Using the listing below, show all lines that hold the word "icon".

MATERIAL FOR THE TASK:
===
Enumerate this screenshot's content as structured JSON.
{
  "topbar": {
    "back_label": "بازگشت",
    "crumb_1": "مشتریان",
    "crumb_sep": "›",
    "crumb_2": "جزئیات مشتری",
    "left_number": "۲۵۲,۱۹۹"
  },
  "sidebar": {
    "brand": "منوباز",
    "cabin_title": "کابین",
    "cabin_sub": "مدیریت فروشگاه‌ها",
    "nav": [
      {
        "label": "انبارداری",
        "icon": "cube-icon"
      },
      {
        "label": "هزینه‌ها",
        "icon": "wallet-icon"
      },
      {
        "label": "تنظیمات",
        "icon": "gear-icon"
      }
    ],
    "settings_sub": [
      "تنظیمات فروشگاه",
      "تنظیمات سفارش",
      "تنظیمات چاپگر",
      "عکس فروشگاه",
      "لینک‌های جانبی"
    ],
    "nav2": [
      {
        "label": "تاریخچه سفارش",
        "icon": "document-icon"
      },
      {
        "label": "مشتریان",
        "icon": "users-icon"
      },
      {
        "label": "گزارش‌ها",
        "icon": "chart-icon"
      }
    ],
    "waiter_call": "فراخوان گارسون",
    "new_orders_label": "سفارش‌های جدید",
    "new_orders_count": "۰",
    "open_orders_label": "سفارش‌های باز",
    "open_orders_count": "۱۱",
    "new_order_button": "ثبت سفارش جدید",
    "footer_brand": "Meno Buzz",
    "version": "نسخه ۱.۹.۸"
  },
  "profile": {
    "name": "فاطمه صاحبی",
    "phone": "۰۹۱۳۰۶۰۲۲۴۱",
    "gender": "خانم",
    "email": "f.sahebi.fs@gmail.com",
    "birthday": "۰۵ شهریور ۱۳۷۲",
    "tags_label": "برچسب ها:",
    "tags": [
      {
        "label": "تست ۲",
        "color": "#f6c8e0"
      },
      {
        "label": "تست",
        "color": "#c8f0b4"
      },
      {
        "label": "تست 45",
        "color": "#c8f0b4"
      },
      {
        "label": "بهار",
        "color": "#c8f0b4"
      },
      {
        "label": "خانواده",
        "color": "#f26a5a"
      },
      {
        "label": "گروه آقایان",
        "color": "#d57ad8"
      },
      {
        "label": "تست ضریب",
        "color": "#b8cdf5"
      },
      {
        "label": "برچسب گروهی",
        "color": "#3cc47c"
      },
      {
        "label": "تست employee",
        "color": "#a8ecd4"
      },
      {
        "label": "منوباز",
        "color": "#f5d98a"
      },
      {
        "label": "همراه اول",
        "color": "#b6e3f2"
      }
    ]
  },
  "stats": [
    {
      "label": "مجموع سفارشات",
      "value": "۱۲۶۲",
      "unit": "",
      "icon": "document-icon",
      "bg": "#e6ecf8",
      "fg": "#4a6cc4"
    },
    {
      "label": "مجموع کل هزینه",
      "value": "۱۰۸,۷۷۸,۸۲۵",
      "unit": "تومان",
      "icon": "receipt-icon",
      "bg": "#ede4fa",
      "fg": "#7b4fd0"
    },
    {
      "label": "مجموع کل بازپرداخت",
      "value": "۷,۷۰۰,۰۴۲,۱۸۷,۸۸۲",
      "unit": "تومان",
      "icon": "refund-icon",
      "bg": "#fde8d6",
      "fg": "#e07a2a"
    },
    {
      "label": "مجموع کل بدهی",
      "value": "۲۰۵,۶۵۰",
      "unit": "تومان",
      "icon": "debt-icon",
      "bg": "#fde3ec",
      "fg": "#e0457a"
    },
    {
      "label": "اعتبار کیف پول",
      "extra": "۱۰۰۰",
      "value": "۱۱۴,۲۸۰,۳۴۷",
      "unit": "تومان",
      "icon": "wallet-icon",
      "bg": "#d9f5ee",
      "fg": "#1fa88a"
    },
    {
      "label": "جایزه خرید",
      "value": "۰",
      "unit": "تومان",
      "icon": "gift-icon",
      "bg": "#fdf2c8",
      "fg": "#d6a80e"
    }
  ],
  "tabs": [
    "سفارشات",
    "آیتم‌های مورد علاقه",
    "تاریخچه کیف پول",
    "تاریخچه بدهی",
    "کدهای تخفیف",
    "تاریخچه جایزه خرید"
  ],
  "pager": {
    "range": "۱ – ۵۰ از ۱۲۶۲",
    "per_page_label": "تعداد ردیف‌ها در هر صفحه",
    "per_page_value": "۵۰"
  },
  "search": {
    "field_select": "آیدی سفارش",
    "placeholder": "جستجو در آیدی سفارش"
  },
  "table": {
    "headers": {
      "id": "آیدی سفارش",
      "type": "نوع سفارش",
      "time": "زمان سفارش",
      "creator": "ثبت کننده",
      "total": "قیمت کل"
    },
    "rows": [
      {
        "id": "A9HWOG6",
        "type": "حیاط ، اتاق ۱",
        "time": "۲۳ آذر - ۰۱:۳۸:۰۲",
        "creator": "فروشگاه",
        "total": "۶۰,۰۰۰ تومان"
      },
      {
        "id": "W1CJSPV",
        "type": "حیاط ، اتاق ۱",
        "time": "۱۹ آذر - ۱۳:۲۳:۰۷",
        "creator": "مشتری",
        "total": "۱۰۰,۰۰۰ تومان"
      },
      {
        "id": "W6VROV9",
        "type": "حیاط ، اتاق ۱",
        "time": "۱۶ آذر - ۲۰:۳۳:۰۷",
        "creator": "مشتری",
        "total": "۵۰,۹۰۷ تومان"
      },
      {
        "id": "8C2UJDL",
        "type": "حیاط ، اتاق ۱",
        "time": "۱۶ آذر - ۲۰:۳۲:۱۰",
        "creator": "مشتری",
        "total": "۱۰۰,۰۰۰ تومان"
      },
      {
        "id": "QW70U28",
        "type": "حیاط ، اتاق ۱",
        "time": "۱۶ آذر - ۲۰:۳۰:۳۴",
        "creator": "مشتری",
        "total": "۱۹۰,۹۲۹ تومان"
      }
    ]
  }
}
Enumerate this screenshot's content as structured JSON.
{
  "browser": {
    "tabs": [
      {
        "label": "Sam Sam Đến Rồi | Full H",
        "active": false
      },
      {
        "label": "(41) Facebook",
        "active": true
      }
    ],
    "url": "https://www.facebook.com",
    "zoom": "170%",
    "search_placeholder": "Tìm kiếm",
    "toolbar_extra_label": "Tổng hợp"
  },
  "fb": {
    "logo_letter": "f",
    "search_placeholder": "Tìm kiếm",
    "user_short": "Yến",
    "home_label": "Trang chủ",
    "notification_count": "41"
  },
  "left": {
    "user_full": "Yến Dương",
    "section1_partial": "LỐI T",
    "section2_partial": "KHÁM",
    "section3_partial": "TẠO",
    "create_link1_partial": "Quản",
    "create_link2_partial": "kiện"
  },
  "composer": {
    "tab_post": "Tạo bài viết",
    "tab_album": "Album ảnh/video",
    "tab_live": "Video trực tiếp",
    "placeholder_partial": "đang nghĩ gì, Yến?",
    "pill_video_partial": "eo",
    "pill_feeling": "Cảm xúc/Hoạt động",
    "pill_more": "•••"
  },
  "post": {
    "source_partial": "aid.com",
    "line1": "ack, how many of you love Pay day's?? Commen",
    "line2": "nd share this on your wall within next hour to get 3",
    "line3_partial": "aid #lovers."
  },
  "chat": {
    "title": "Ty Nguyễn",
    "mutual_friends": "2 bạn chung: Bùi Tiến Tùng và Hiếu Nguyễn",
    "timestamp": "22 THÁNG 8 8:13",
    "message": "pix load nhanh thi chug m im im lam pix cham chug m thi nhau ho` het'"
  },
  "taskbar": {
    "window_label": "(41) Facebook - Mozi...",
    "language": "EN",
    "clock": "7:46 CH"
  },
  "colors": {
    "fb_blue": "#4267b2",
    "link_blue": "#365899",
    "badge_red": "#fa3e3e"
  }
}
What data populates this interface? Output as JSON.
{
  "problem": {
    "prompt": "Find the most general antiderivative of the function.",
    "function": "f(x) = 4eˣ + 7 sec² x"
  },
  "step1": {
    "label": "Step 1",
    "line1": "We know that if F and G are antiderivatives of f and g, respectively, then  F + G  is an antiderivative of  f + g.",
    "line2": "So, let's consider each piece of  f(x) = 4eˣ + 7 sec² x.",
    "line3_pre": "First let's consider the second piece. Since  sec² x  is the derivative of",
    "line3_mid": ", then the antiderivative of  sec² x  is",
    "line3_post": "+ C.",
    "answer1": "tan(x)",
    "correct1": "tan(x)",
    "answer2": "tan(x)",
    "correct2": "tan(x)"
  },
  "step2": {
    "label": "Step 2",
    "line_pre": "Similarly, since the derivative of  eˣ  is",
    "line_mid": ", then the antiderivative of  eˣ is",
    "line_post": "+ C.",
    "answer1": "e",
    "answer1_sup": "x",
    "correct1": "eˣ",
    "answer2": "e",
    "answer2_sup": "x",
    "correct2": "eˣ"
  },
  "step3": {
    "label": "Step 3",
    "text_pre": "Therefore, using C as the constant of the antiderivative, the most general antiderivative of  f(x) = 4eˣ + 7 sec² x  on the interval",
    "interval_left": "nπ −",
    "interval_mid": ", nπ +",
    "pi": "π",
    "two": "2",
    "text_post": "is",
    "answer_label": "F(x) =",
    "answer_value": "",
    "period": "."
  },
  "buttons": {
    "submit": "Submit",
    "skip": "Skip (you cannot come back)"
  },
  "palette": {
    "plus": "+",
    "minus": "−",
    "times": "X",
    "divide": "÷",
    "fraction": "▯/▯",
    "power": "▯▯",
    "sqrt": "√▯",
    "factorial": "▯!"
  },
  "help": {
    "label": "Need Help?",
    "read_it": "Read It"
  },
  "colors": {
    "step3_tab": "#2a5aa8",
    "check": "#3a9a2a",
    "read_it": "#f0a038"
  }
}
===
EXERCISE RESULT:
        "icon": "cube-icon"
        "icon": "wallet-icon"
        "icon": "gear-icon"
        "icon": "document-icon"
        "icon": "users-icon"
        "icon": "chart-icon"
      "icon": "document-icon",
      "icon": "receipt-icon",
      "icon": "refund-icon",
      "icon": "debt-icon",
      "icon": "wallet-icon",
      "icon": "gift-icon",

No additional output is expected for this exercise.